On the face of it the GFS model seems to be out on a limb in how it’s forecasting a significantly deeper and more intense low (970 hPa) across the Western Isles by 12 UTC tomorrow (18 Feb 2021). The minimum central pressure of the low is crucial to just how strong the winds will be tomorrow. The midnight run of the the three other main models maintain a much shallower benign low in their forecasts (978-982 hPa). The UKMO have split the difference between the ECMWF and the GFS models and have gone for this solution (fig 2).
The Met Office are so confident there’ll be no strong winds tomorrow they’ve not bothered to issue a yellow warning for the Hebrides (fig 3), the first time they’ve not done so in what must be a week. They’re probably banking on the fact that any increase in cyclonicity will reduce the geostrophic gradient and hence the wind speed.
Even the 06 UTC run of the GFS still forecasts a 971 hPa central pressure at 12 UTC (fig 4), so it’ll be interesting to see which of them end up being closer to the truth.
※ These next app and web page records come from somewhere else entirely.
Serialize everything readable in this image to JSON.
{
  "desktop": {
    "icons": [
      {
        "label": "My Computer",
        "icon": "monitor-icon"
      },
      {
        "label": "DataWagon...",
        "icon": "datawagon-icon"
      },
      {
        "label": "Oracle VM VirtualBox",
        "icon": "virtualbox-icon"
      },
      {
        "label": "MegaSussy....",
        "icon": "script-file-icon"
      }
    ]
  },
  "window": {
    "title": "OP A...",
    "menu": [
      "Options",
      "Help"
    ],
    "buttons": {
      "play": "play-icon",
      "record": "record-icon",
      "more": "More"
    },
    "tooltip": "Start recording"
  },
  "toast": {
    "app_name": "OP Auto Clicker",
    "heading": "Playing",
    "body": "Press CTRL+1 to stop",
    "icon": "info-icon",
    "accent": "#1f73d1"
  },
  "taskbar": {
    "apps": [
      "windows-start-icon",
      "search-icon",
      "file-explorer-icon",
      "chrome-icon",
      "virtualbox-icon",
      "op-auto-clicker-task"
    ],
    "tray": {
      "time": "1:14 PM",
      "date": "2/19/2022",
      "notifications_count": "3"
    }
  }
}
No one quite got the location of the centre of this low correct which looks to have been around 975 hPa so look to have been, along with the UKMO, the best of the NWP models.